Concrete Sidewalks

Concrete is a rigid material that is ideal for sidewalks. It can be transported in its semi-liquid form in wheelbarrows or light transport vehicles from the truck to areas away from paved surfaces, where it can be placed by hand and finished without the use of heavy equipment.
This minimizes damage to surrounding areas and landscaping. It does not require continual compaction of vehicle traffic to keep it in sound condition. Concrete sidewalks also remain more level and true than asphalt walkways, which tend to develop dips and random cracks. Generally, concrete cracks occur in the “control joints,” which will not affect the appearance or structure of the sidewalk.

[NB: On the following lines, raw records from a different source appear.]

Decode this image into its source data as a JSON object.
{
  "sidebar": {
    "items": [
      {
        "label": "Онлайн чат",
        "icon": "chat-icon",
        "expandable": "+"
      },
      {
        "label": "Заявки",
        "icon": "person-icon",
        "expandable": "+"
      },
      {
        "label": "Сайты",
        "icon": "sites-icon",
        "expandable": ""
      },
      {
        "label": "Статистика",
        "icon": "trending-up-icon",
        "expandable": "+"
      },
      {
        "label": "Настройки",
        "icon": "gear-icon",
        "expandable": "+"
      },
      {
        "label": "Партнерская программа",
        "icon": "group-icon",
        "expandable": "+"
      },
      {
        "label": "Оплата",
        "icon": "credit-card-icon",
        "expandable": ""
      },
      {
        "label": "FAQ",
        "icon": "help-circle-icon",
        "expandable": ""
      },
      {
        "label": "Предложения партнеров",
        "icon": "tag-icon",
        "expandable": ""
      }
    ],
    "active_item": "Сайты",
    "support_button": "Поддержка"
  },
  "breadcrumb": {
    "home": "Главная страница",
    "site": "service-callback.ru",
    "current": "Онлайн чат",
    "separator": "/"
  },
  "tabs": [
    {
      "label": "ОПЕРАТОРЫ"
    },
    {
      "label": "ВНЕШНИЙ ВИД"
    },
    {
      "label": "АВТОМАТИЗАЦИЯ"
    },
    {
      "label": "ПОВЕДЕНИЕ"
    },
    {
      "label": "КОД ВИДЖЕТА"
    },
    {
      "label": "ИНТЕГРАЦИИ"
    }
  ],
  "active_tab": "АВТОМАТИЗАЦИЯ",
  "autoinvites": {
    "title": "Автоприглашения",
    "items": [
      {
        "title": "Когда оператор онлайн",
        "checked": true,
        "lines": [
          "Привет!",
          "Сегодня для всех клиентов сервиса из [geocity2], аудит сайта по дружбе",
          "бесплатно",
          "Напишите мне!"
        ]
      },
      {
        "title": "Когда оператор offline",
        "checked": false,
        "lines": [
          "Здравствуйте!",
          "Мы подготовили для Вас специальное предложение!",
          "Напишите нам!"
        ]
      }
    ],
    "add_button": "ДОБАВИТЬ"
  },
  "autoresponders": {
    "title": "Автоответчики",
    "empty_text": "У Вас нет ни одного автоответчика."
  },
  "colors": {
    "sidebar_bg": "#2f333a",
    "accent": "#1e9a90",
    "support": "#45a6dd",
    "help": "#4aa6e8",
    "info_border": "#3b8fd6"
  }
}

Reinforcing concrete sidewalks with wire mesh helps to bridge over small imperfections in the subgrade. This lessens the likelihood that sinkholes will develop. Concrete sidewalks can be replaced in sections that mesh together nicely, although the color does not always match (few materials do). The design life of concrete is approximately 30 years. This means that over a 30-year period, the entire sidewalk system in a given property will need to be removed and replaced. Usually, it will be done in sections over time.

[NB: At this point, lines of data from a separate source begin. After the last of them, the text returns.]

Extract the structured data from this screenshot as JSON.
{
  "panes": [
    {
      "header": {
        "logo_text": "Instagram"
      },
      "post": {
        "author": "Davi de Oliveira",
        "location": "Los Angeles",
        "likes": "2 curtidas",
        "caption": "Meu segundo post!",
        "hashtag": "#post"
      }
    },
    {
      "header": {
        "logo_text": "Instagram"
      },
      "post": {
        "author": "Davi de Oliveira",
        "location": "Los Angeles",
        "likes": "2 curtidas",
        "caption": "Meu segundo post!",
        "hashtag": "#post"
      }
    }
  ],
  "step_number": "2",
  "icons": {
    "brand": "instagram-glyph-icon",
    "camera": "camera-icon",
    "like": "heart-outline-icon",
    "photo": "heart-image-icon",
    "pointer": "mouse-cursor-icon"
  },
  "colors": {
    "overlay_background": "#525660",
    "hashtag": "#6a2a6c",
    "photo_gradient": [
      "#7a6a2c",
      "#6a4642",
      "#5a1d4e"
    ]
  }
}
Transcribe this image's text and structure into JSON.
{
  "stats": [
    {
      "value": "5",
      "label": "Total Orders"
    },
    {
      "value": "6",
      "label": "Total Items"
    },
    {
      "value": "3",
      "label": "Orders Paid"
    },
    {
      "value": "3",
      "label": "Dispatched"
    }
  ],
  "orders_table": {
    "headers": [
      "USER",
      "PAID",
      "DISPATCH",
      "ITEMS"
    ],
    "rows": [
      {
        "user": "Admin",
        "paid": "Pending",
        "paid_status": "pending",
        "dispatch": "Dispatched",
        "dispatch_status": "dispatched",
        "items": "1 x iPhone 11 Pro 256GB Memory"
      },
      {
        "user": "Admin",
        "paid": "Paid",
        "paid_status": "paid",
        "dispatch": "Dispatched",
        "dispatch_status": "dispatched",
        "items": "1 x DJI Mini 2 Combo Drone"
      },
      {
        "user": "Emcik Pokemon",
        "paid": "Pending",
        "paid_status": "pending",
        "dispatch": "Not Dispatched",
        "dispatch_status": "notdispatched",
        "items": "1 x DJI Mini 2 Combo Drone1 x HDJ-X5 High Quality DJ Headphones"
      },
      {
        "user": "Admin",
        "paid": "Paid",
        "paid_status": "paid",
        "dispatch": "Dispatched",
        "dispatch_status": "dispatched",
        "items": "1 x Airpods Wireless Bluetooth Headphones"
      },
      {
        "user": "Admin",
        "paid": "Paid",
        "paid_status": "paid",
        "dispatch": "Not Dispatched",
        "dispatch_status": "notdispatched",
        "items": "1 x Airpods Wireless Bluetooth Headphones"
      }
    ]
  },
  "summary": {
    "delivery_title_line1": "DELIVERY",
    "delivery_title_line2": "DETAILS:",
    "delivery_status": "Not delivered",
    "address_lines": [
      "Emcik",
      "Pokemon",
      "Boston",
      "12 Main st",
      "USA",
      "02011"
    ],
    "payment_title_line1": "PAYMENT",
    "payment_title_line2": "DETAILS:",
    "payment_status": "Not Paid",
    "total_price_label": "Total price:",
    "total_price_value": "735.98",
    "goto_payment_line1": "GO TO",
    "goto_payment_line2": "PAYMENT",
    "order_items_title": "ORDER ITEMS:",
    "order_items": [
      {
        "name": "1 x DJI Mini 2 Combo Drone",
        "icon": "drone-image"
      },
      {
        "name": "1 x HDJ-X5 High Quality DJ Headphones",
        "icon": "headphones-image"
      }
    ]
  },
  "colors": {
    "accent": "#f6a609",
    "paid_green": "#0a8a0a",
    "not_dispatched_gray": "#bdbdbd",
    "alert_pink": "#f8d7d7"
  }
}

The Process:

  • Lay out and mark the areas to be removed and replaced. It is recommended that concrete sidewalk be taken out to the nearest joint.
  • Set up warning barriers to make the work site safe.
  • Saw cut the perimeter of the repair area to produce smooth, even edges.
  • Excavate the deteriorated concrete and haul to a recycling facility.
  • If the subgrade material is soft or in poor condition, remove it to a minimum depth of 4″ and replace with crushed stone. Stone should be leveled and compacted thoroughly using a vibratory tamper.
  • Install 6 x 6 #10 welded wire mesh.
  • Set concrete forms using metal or wood forms pinned at sufficient intervals to keep the forms from disfiguring or “blowing out” when the concrete is introduced.
  • Pour sidewalk using 3000 psi or 3500 psi air-entrained concrete. Air entrainment is for exterior concrete only and helps the concrete endure changing weather conditions. Concrete should be a minimum of 4″ thick.
  • Trowel the concrete level and score joints in a pattern that keeps the repair area uniform with the surrounding sidewalk. Expansion joints should be placed approximately every 25′.
  • Apply broom finish perpendicular to the direction of traffic.
  • Once concrete has set, strip forms and remove from the site. Any available dirt from on site can be used to fill the voids where the forms were.
  • Remove any remaining trash or debris.
© 2024 Pavement Network | Site Design by Elemental Design